Internet Shakespeare Editions

About this text

  • Title: Julius Caesar (Modern)
  • Editor: John D. Cox
  • General textual editor: Eric Rasmussen
  • Coordinating editor: Michael Best
  • ISBN: 978-1-55058-366-3

    Copyright John D. Cox. This text may be freely used for educational, non-profit purposes; for all other uses contact the Editor.
    Author: William Shakespeare
    Editor: John D. Cox
    Peer Reviewed

    Julius Caesar (Modern)

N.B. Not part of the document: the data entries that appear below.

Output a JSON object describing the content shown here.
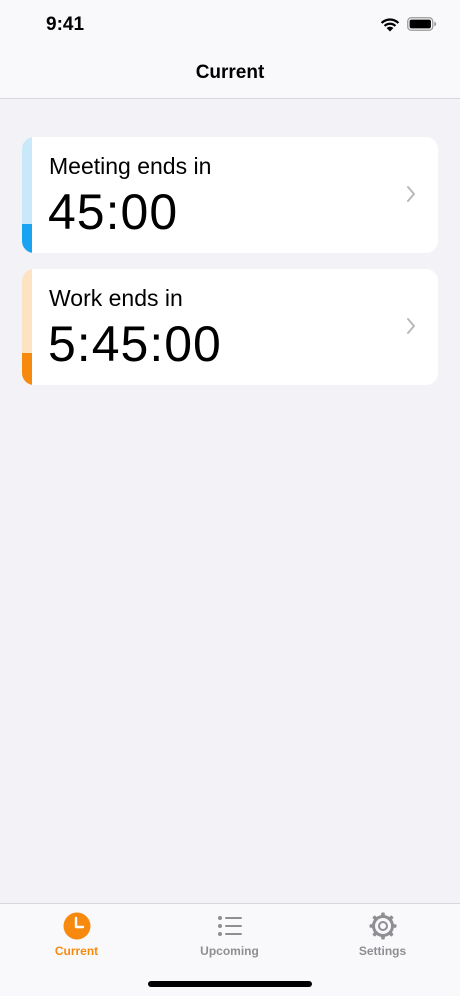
{
  "status_bar": {
    "time": "9:41",
    "wifi_icon": "wifi-icon",
    "battery_icon": "battery-icon"
  },
  "nav": {
    "title": "Current"
  },
  "timers": [
    {
      "label": "Meeting ends in",
      "remaining": "45:00",
      "accent_color": "#1aa3f0",
      "track_color": "#c9e9fb",
      "progress": 0.25,
      "chevron_icon": "chevron-right-icon"
    },
    {
      "label": "Work ends in",
      "remaining": "5:45:00",
      "accent_color": "#f78a0e",
      "track_color": "#fde3c2",
      "progress": 0.28,
      "chevron_icon": "chevron-right-icon"
    }
  ],
  "tabbar": {
    "active_color": "#f78a0e",
    "inactive_color": "#8e8e93",
    "tabs": [
      {
        "label": "Current",
        "icon": "clock-icon",
        "active": true
      },
      {
        "label": "Upcoming",
        "icon": "list-icon",
        "active": false
      },
      {
        "label": "Settings",
        "icon": "gear-icon",
        "active": false
      }
    ]
  }
}
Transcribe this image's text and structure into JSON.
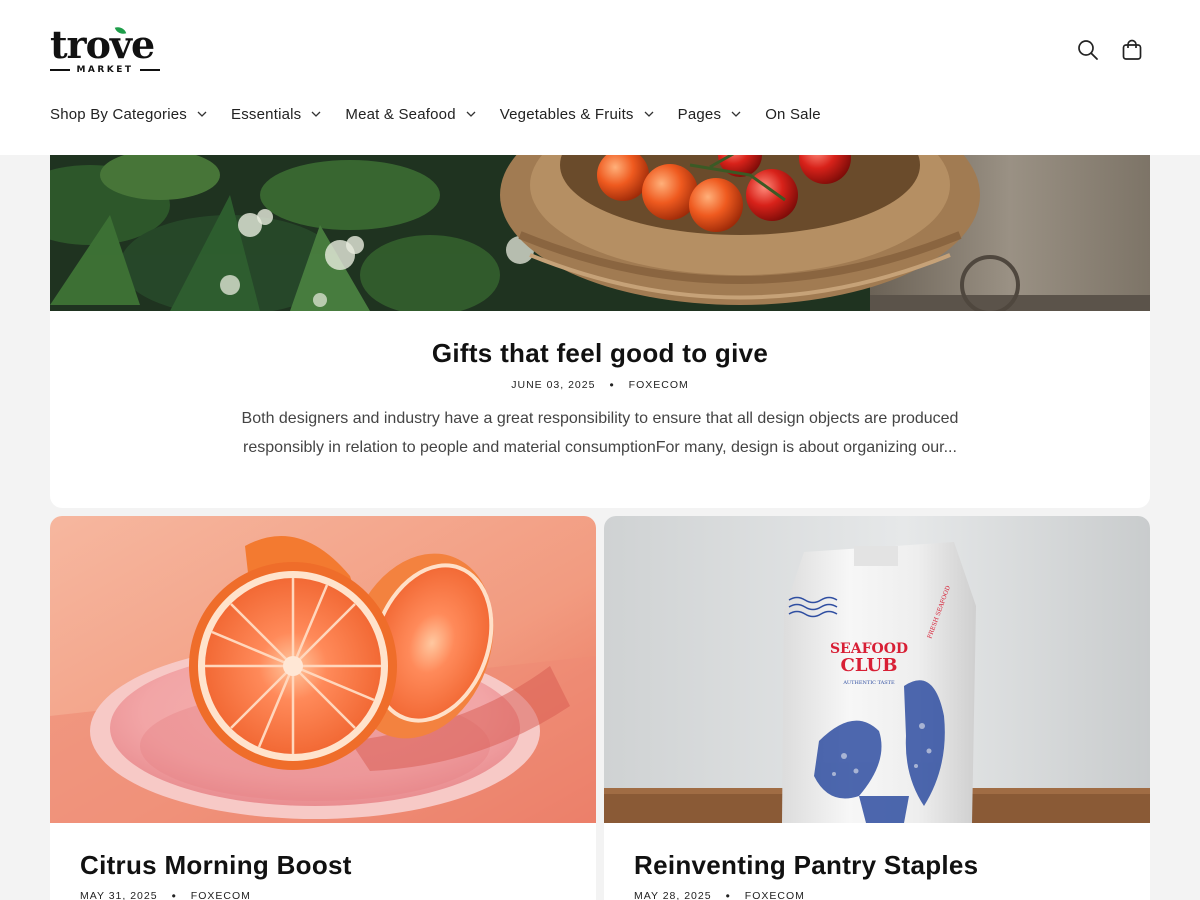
{
  "brand": {
    "name": "trove",
    "tagline": "MARKET",
    "accent_color": "#1e9e4a"
  },
  "header": {
    "icons": [
      "search-icon",
      "cart-icon"
    ],
    "nav": [
      {
        "label": "Shop By Categories",
        "has_dropdown": true
      },
      {
        "label": "Essentials",
        "has_dropdown": true
      },
      {
        "label": "Meat & Seafood",
        "has_dropdown": true
      },
      {
        "label": "Vegetables & Fruits",
        "has_dropdown": true
      },
      {
        "label": "Pages",
        "has_dropdown": true
      },
      {
        "label": "On Sale",
        "has_dropdown": false
      }
    ]
  },
  "featured": {
    "title": "Gifts that feel good to give",
    "date": "JUNE 03, 2025",
    "author": "FOXECOM",
    "separator": "•",
    "excerpt": "Both designers and industry have a great responsibility to ensure that all design objects are produced responsibly in relation to people and material consumptionFor many, design is about organizing our..."
  },
  "articles": [
    {
      "title": "Citrus Morning Boost",
      "date": "MAY 31, 2025",
      "author": "FOXECOM",
      "separator": "•"
    },
    {
      "title": "Reinventing Pantry Staples",
      "date": "MAY 28, 2025",
      "author": "FOXECOM",
      "separator": "•",
      "image_text": {
        "line1": "SEAFOOD",
        "line2": "CLUB",
        "small": "AUTHENTIC TASTE",
        "ring": "FRESH SEAFOOD"
      }
    }
  ]
}
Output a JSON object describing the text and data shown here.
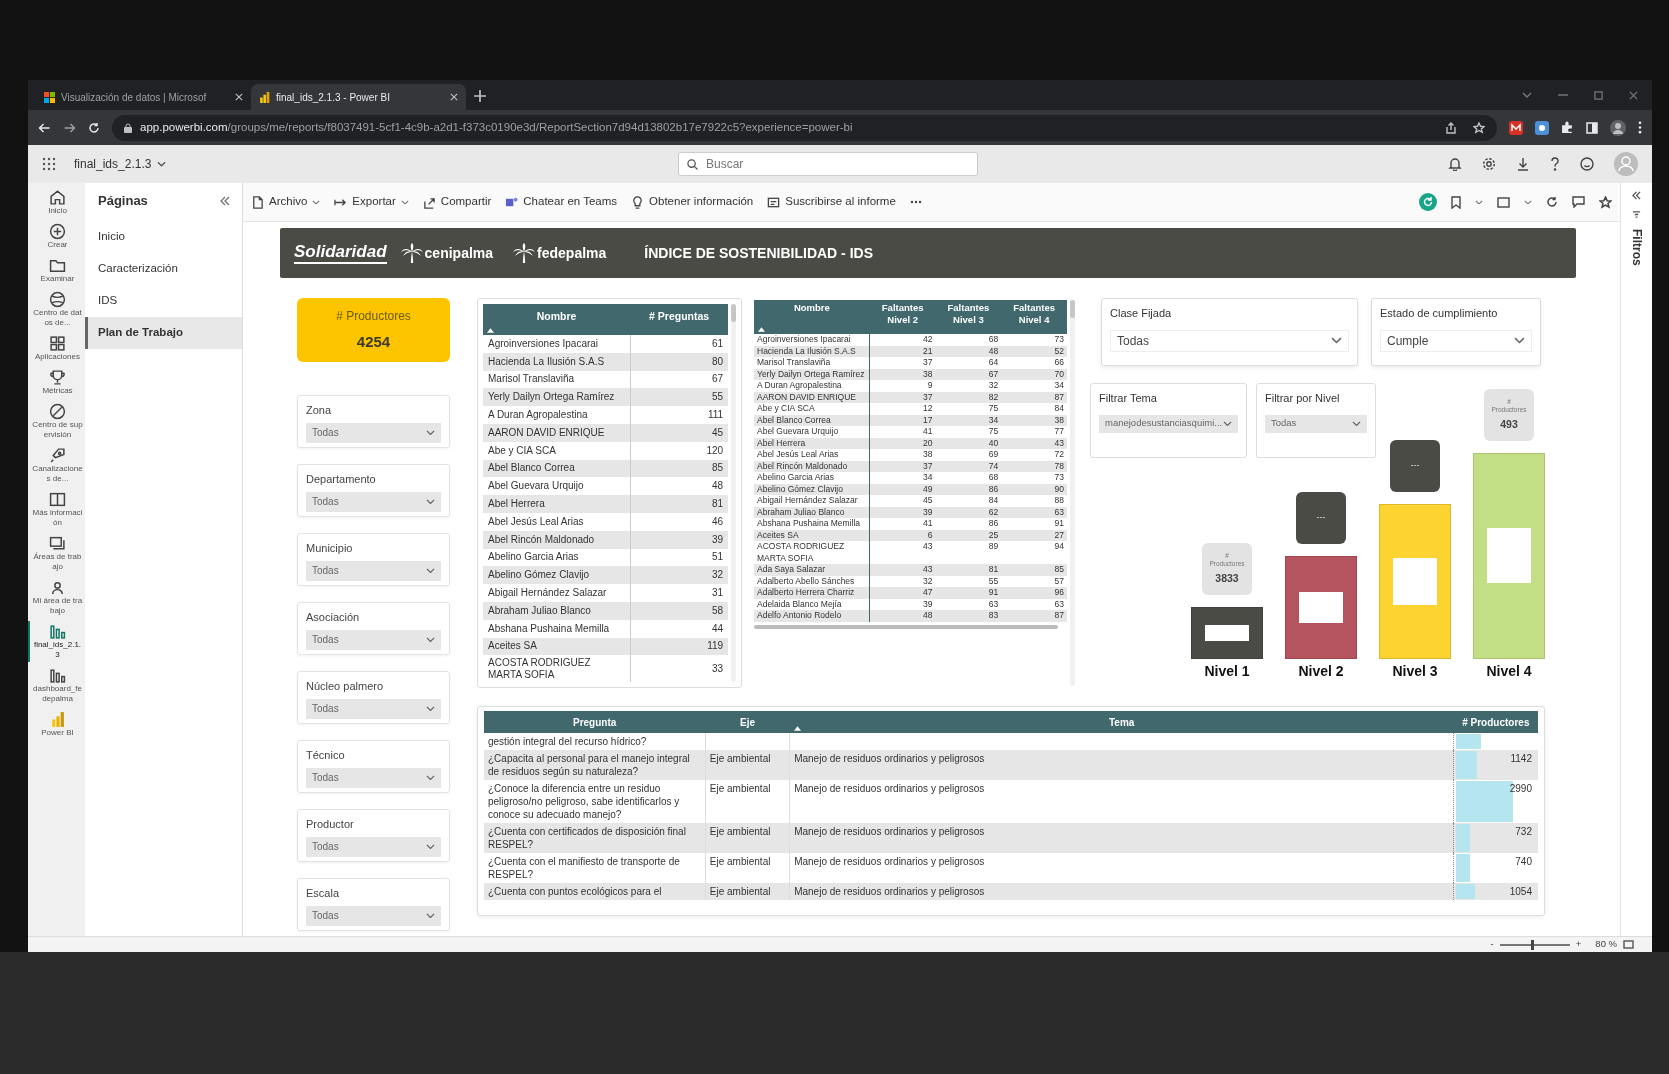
{
  "browser": {
    "tabs": [
      {
        "title": "Visualización de datos | Microsof",
        "selected": false
      },
      {
        "title": "final_ids_2.1.3 - Power BI",
        "selected": true
      }
    ],
    "address": {
      "host": "app.powerbi.com",
      "path": "/groups/me/reports/f8037491-5cf1-4c9b-a2d1-f373c0190e3d/ReportSection7d94d13802b17e7922c5?experience=power-bi"
    }
  },
  "app_header": {
    "report_title": "final_ids_2.1.3",
    "search": {
      "placeholder": "Buscar"
    }
  },
  "nav_rail": [
    {
      "label": "Inicio",
      "selected": false
    },
    {
      "label": "Crear",
      "selected": false
    },
    {
      "label": "Examinar",
      "selected": false
    },
    {
      "label": "Centro de datos de...",
      "selected": false
    },
    {
      "label": "Aplicaciones",
      "selected": false
    },
    {
      "label": "Métricas",
      "selected": false
    },
    {
      "label": "Centro de supervisión",
      "selected": false
    },
    {
      "label": "Canalizaciones de...",
      "selected": false
    },
    {
      "label": "Más información",
      "selected": false
    },
    {
      "label": "Áreas de trabajo",
      "selected": false
    },
    {
      "label": "Mi área de trabajo",
      "selected": false
    },
    {
      "label": "final_ids_2.1.3",
      "selected": true
    },
    {
      "label": "dashboard_fedepalma",
      "selected": false
    },
    {
      "label": "Power BI",
      "selected": false
    }
  ],
  "pages": {
    "title": "Páginas",
    "items": [
      {
        "label": "Inicio",
        "selected": false
      },
      {
        "label": "Caracterización",
        "selected": false
      },
      {
        "label": "IDS",
        "selected": false
      },
      {
        "label": "Plan de Trabajo",
        "selected": true
      }
    ]
  },
  "toolbar": [
    {
      "label": "Archivo",
      "dropdown": true
    },
    {
      "label": "Exportar",
      "dropdown": true
    },
    {
      "label": "Compartir",
      "dropdown": false
    },
    {
      "label": "Chatear en Teams",
      "dropdown": false
    },
    {
      "label": "Obtener información",
      "dropdown": false
    },
    {
      "label": "Suscribirse al informe",
      "dropdown": false
    }
  ],
  "report": {
    "brands": [
      "Solidaridad",
      "cenipalma",
      "fedepalma"
    ],
    "title": "ÍNDICE DE SOSTENIBILIDAD - IDS",
    "kpi": {
      "label": "# Productores",
      "value": "4254"
    },
    "left_slicers": [
      {
        "label": "Zona",
        "value": "Todas"
      },
      {
        "label": "Departamento",
        "value": "Todas"
      },
      {
        "label": "Municipio",
        "value": "Todas"
      },
      {
        "label": "Asociación",
        "value": "Todas"
      },
      {
        "label": "Núcleo palmero",
        "value": "Todas"
      },
      {
        "label": "Técnico",
        "value": "Todas"
      },
      {
        "label": "Productor",
        "value": "Todas"
      },
      {
        "label": "Escala",
        "value": "Todas"
      }
    ],
    "questions_table": {
      "columns": [
        {
          "label": "Nombre",
          "sorted": true
        },
        {
          "label": "# Preguntas",
          "sorted": false
        }
      ],
      "rows": [
        [
          "Agroinversiones Ipacarai",
          "61"
        ],
        [
          "Hacienda La Ilusión S.A.S",
          "80"
        ],
        [
          "Marisol Translaviña",
          "67"
        ],
        [
          "Yerly Dailyn Ortega Ramírez",
          "55"
        ],
        [
          "A Duran Agropalestina",
          "111"
        ],
        [
          "AARON DAVID ENRIQUE",
          "45"
        ],
        [
          "Abe y CIA SCA",
          "120"
        ],
        [
          "Abel Blanco Correa",
          "85"
        ],
        [
          "Abel Guevara Urquijo",
          "48"
        ],
        [
          "Abel Herrera",
          "81"
        ],
        [
          "Abel Jesús Leal Arias",
          "46"
        ],
        [
          "Abel Rincón Maldonado",
          "39"
        ],
        [
          "Abelino Garcia Arias",
          "51"
        ],
        [
          "Abelino Gómez Clavijo",
          "32"
        ],
        [
          "Abigail Hernández Salazar",
          "31"
        ],
        [
          "Abraham Juliao Blanco",
          "58"
        ],
        [
          "Abshana Pushaina Memilla",
          "44"
        ],
        [
          "Aceites SA",
          "119"
        ],
        [
          "ACOSTA RODRIGUEZ MARTA SOFIA",
          "33"
        ]
      ]
    },
    "missing_table": {
      "columns": [
        {
          "label": "Nombre",
          "sorted": true
        },
        {
          "label": "Faltantes Nivel 2",
          "sorted": false
        },
        {
          "label": "Faltantes Nivel 3",
          "sorted": false
        },
        {
          "label": "Faltantes Nivel 4",
          "sorted": false
        }
      ],
      "rows": [
        [
          "Agroinversiones Ipacarai",
          "42",
          "68",
          "73"
        ],
        [
          "Hacienda La Ilusión S.A.S",
          "21",
          "48",
          "52"
        ],
        [
          "Marisol Translaviña",
          "37",
          "64",
          "66"
        ],
        [
          "Yerly Dailyn Ortega Ramírez",
          "38",
          "67",
          "70"
        ],
        [
          "A Duran Agropalestina",
          "9",
          "32",
          "34"
        ],
        [
          "AARON DAVID ENRIQUE",
          "37",
          "82",
          "87"
        ],
        [
          "Abe y CIA SCA",
          "12",
          "75",
          "84"
        ],
        [
          "Abel Blanco Correa",
          "17",
          "34",
          "38"
        ],
        [
          "Abel Guevara Urquijo",
          "41",
          "75",
          "77"
        ],
        [
          "Abel Herrera",
          "20",
          "40",
          "43"
        ],
        [
          "Abel Jesús Leal Arias",
          "38",
          "69",
          "72"
        ],
        [
          "Abel Rincón Maldonado",
          "37",
          "74",
          "78"
        ],
        [
          "Abelino Garcia Arias",
          "34",
          "68",
          "73"
        ],
        [
          "Abelino Gómez Clavijo",
          "49",
          "86",
          "90"
        ],
        [
          "Abigail Hernández Salazar",
          "45",
          "84",
          "88"
        ],
        [
          "Abraham Juliao Blanco",
          "39",
          "62",
          "63"
        ],
        [
          "Abshana Pushaina Memilla",
          "41",
          "86",
          "91"
        ],
        [
          "Aceites SA",
          "6",
          "25",
          "27"
        ],
        [
          "ACOSTA RODRIGUEZ MARTA SOFIA",
          "43",
          "89",
          "94"
        ],
        [
          "Ada Saya Salazar",
          "43",
          "81",
          "85"
        ],
        [
          "Adalberto Abello Sánches",
          "32",
          "55",
          "57"
        ],
        [
          "Adalberto Herrera Charriz",
          "47",
          "91",
          "96"
        ],
        [
          "Adelaida Blanco Mejía",
          "39",
          "63",
          "63"
        ],
        [
          "Adelfo Antonio Rodelo",
          "48",
          "83",
          "87"
        ]
      ]
    },
    "top_slicers": [
      {
        "label": "Clase Fijada",
        "value": "Todas"
      },
      {
        "label": "Estado de cumplimiento",
        "value": "Cumple"
      }
    ],
    "chart_slicers": [
      {
        "label": "Filtrar Tema",
        "value": "manejodesustanciasquimi..."
      },
      {
        "label": "Filtrar por Nivel",
        "value": "Todas"
      }
    ],
    "levels": [
      {
        "label": "Nivel 1",
        "color": "#4b4b45",
        "card": {
          "kind": "count",
          "caption": "#",
          "caption2": "Productores",
          "value": "3833"
        }
      },
      {
        "label": "Nivel 2",
        "color": "#b5535e",
        "card": {
          "kind": "empty",
          "value": "---"
        }
      },
      {
        "label": "Nivel 3",
        "color": "#fdd331",
        "card": {
          "kind": "empty",
          "value": "---"
        }
      },
      {
        "label": "Nivel 4",
        "color": "#c2df85",
        "card": {
          "kind": "count",
          "caption": "#",
          "caption2": "Productores",
          "value": "493"
        }
      }
    ],
    "topics_table": {
      "columns": [
        {
          "label": "Pregunta",
          "sorted": false
        },
        {
          "label": "Eje",
          "sorted": false
        },
        {
          "label": "Tema",
          "sorted": true
        },
        {
          "label": "# Productores",
          "sorted": false
        }
      ],
      "rows": [
        {
          "question": "gestión integral del recurso hídrico?",
          "level": 0.3
        },
        {
          "question": "¿Capacita al personal para el manejo integral de residuos según su naturaleza?",
          "axis": "Eje ambiental",
          "topic": "Manejo de residuos ordinarios y peligrosos",
          "count": "1142",
          "level": 0.25
        },
        {
          "question": "¿Conoce la diferencia entre un residuo peligroso/no peligroso, sabe identificarlos y conoce su adecuado manejo?",
          "axis": "Eje ambiental",
          "topic": "Manejo de residuos ordinarios y peligrosos",
          "count": "2990",
          "level": 0.68
        },
        {
          "question": "¿Cuenta con certificados de disposición final RESPEL?",
          "axis": "Eje ambiental",
          "topic": "Manejo de residuos ordinarios y peligrosos",
          "count": "732",
          "level": 0.17
        },
        {
          "question": "¿Cuenta con el manifiesto de transporte de RESPEL?",
          "axis": "Eje ambiental",
          "topic": "Manejo de residuos ordinarios y peligrosos",
          "count": "740",
          "level": 0.17
        },
        {
          "question": "¿Cuenta con puntos ecológicos para el",
          "axis": "Eje ambiental",
          "topic": "Manejo de residuos ordinarios y peligrosos",
          "count": "1054",
          "level": 0.23
        }
      ]
    }
  },
  "filters_pane": {
    "label": "Filtros"
  },
  "status_bar": {
    "zoom_out": "-",
    "zoom_in": "+",
    "zoom": "80 %",
    "zoom_slider": {
      "level": 0.45
    }
  }
}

    Enter Portia and Lucius.
    I prithee, boy, run to the Senate House.
    Stay not to answer me, but get thee gone.
    Why dost thou stay?
    To know my errand, madam.
    I would have had thee there and here again
    1150Ere I can tell thee what thou shouldst do there.
    O constancy, be strong upon my side!
    Set a huge mountain 'tween my heart and tongue.
    I have a man's mind, but a woman's might.
    How hard it is for women to keep counsel.
    1155Art thou here yet?
    Madam, what should I do?
    Run to the Capitol, and nothing else?
    And so return to you, and nothing else?
    Yes, bring me word, boy, if thy lord look well,
    1160For he went sickly forth, and take good note
    What Caesar doth, what suitors press to him.
    Hark, boy, what noise is that?
    I hear none, madam.
    Prithee, listen well:
    1165I heard a bustling rumor, like a fray,
    And the wind brings it from the Capitol.
    Sooth, madam, I hear nothing.
    Enter the Soothsayer.
    Come hither, fellow. Which way hast thou been?
    At mine own house, good lady.
    What is't o'clock?
    About the ninth hour, lady.
    Is Caesar yet gone to the Capitol?
    Madam, not yet. I go to take my stand
    1175To see him pass on to the Capitol.
    Thou hast some suit to Caesar, hast thou not?
    That I have, lady, if it will please Caesar
    To be so good to Caesar as to hear me:
    I shall beseech him to befriend himself.
    Why, know'st thou any harm's intended towards him?
    None that I know will be; much that I fear may chance.
    Good morrow to you. Here the street is narrow.
    1185The throng that follows Caesar at the heels
    Of senators, of praetors, common suitors,
    Will crowd a feeble man almost to death.
    I'll get me to a place more void, and there
    Speak to great Caesar as he comes along.
    I must go in. Ay me! How weak a thing
    The heart of woman is! O Brutus,
    The Heavens speed thee in thine enterprise.
    Sure the boy heard me. Brutus hath a suit
    1195That Caesar will not grant. O, I grow faint!
    Run Lucius, and commend me to my lord!
    Say I am merry. Come to me again,
    And bring me word what he doth say to thee.